◆ **Records supplied**

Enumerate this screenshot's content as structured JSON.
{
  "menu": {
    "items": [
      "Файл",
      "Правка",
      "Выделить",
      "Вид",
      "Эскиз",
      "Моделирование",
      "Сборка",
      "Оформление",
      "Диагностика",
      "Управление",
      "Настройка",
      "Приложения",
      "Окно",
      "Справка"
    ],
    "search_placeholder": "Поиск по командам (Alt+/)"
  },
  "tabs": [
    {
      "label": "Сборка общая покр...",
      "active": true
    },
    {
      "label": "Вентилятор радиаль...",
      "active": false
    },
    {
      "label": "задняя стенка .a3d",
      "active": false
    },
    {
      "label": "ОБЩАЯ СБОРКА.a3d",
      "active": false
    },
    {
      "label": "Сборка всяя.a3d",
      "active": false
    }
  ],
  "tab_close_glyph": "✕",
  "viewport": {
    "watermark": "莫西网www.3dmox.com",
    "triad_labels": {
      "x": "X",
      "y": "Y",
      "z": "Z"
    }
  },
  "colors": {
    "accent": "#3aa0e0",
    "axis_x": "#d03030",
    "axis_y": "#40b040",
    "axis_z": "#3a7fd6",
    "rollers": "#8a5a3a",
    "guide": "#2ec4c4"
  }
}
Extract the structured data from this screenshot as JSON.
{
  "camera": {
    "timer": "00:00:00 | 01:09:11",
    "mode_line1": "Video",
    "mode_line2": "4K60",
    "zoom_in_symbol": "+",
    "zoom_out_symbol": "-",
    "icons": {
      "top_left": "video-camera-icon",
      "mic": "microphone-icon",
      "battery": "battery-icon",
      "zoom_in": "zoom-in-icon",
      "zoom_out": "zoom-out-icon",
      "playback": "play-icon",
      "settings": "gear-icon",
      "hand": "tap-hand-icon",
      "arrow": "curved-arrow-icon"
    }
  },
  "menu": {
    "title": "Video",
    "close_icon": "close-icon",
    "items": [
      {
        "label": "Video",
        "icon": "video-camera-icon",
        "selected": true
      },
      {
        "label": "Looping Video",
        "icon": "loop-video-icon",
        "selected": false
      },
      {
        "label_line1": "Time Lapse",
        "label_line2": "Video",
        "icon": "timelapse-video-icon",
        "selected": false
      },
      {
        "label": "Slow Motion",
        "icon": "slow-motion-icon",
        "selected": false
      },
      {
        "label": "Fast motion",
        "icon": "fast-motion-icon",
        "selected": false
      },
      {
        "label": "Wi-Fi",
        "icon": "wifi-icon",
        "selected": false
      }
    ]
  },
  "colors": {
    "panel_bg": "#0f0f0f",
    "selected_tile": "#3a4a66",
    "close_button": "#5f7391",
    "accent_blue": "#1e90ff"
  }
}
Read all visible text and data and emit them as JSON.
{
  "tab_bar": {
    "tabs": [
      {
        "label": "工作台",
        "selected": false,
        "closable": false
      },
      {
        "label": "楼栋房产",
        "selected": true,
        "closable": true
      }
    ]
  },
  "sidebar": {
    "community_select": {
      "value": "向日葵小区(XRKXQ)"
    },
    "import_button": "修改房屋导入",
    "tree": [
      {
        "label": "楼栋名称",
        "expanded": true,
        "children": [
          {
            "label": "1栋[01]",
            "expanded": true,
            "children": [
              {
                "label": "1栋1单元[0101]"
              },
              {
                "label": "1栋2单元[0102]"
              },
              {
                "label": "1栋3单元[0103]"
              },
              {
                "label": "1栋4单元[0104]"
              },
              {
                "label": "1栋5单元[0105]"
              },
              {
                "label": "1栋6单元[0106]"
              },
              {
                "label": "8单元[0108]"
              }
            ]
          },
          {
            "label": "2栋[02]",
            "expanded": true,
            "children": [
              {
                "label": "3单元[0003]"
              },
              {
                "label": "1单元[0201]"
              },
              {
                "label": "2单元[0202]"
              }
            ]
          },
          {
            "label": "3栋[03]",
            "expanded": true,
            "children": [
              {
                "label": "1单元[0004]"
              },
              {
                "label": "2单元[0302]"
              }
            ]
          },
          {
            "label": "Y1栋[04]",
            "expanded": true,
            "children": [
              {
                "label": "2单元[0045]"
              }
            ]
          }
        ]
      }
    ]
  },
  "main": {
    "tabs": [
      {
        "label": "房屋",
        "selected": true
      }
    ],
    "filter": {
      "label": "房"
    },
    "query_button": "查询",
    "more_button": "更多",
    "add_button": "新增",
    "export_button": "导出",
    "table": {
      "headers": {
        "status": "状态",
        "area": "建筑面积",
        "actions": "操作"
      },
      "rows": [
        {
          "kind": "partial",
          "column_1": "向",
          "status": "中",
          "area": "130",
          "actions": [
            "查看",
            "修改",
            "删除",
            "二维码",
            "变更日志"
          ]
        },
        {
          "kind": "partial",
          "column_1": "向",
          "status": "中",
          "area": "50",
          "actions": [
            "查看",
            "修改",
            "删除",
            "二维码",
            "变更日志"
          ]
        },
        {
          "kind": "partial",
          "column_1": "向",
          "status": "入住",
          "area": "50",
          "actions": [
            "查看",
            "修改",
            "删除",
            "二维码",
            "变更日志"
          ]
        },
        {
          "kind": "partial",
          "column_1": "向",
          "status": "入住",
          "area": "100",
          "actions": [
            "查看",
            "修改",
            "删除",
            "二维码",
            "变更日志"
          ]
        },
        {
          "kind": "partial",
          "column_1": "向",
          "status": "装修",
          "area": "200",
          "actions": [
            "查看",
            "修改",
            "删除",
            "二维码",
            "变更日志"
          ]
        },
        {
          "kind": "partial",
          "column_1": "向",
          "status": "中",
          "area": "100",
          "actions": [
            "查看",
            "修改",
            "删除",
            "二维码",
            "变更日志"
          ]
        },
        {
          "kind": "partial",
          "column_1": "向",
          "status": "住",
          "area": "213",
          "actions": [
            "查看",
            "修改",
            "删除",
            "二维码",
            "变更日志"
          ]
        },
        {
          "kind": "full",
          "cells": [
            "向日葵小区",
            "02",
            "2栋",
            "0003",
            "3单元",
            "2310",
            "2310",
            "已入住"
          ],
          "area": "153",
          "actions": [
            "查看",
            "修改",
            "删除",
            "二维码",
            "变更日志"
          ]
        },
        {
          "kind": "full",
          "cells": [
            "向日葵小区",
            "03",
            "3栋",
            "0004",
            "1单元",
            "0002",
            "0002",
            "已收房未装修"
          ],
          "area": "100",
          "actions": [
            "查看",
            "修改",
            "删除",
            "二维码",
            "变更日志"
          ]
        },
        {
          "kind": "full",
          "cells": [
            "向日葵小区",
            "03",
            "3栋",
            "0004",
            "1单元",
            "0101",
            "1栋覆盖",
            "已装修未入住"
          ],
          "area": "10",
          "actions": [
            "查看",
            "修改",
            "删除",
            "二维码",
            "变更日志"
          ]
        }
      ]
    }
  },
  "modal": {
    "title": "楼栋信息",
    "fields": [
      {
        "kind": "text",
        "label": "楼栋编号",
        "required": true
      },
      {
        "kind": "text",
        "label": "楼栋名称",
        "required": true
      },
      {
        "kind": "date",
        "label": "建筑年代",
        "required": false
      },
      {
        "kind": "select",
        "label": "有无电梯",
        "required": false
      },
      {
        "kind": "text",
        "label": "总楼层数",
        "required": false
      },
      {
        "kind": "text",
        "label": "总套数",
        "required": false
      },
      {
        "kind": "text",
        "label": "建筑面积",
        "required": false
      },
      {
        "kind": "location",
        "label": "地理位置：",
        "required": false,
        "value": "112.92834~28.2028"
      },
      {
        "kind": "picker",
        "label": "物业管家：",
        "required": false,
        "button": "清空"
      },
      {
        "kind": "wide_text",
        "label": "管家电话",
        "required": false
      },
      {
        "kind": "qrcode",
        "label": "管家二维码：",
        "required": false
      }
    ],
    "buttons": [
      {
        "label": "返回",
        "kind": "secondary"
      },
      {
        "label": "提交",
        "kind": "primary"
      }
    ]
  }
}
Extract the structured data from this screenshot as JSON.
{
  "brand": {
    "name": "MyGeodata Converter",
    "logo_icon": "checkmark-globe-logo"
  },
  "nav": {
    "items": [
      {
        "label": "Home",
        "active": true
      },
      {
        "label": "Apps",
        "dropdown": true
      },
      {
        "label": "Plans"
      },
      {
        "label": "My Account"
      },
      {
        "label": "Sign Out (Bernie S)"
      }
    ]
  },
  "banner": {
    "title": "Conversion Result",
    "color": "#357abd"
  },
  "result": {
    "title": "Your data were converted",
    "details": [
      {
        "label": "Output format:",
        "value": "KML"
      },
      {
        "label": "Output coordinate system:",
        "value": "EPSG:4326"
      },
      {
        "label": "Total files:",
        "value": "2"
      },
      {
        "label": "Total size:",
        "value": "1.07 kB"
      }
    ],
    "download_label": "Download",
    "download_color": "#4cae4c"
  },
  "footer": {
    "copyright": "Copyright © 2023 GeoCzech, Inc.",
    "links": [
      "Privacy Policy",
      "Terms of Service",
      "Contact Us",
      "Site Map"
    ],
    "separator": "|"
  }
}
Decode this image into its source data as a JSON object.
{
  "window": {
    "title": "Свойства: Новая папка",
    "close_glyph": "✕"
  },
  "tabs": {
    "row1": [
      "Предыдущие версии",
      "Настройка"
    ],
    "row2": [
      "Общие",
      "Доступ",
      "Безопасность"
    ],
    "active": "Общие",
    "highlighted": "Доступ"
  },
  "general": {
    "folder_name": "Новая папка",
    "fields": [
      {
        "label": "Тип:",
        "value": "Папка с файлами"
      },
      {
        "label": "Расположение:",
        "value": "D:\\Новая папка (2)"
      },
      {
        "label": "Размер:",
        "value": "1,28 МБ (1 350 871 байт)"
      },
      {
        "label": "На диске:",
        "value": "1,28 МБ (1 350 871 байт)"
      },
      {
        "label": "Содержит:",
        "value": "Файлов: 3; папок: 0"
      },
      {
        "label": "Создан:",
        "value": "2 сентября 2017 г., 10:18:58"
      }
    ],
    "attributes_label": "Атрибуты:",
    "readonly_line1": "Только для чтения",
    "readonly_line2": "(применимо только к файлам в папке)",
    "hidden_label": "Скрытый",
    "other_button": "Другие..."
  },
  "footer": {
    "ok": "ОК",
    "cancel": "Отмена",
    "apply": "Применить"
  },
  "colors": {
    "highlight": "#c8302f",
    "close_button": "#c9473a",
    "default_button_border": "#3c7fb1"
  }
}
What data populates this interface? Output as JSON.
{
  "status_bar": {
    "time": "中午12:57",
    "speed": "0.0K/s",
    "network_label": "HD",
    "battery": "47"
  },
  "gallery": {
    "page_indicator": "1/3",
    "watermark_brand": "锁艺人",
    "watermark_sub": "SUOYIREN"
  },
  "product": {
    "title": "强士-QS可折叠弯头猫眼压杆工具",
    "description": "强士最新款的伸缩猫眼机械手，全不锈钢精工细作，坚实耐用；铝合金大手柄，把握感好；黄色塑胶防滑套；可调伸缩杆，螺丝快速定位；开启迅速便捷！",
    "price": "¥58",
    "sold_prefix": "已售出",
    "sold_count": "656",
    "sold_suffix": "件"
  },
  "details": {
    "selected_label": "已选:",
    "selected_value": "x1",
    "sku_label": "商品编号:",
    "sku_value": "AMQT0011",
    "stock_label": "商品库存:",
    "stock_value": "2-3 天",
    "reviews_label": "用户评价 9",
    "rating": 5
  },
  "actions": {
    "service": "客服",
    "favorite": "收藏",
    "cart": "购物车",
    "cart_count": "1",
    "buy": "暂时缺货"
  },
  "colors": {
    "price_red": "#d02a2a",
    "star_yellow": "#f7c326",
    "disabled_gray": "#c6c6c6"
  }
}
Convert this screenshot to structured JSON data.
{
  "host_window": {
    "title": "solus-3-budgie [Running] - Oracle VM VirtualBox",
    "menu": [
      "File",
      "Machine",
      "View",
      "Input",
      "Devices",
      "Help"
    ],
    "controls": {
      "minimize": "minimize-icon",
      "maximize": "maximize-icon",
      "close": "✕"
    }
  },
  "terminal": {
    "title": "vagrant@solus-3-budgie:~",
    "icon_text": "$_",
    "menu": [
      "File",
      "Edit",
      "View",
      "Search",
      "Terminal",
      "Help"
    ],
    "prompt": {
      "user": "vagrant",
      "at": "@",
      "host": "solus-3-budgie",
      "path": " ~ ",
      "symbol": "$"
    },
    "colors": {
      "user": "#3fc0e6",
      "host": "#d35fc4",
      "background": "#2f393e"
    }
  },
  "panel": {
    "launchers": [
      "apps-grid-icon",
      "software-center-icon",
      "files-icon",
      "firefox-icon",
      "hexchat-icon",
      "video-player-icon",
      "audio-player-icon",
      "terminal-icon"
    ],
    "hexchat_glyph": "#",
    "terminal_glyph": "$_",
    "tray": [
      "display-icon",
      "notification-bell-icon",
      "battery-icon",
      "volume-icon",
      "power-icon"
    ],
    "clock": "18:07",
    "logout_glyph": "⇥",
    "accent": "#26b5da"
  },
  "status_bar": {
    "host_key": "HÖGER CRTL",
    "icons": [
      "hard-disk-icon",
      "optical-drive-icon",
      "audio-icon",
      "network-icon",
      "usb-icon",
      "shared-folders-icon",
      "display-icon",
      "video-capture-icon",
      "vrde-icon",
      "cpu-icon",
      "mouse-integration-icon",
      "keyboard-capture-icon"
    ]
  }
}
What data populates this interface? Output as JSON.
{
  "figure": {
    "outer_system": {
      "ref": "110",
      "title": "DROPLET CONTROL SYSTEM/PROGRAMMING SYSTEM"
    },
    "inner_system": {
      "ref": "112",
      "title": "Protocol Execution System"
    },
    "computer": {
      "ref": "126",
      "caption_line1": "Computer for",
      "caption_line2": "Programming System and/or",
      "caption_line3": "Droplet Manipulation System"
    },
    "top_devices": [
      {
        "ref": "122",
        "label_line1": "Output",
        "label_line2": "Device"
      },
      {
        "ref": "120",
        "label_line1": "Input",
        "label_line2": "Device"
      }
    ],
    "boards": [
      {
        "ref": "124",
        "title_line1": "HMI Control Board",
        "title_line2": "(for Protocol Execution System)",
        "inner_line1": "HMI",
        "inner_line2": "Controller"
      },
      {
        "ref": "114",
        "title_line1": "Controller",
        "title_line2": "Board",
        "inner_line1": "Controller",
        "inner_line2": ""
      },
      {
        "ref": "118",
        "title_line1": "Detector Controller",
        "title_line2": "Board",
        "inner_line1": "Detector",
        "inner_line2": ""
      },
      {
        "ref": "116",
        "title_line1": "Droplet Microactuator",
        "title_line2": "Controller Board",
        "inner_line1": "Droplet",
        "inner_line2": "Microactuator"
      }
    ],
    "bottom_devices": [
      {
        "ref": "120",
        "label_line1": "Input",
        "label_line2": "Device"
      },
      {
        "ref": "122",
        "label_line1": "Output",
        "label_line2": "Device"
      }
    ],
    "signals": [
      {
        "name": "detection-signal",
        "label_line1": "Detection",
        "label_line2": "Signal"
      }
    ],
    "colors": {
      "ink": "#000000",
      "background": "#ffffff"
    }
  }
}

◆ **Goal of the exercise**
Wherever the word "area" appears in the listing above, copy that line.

◆ **Task result**
        "area": "建筑面积",
          "area": "130",
          "area": "50",
          "area": "50",
          "area": "100",
          "area": "200",
          "area": "100",
          "area": "213",
          "area": "153",
          "area": "100",
          "area": "10",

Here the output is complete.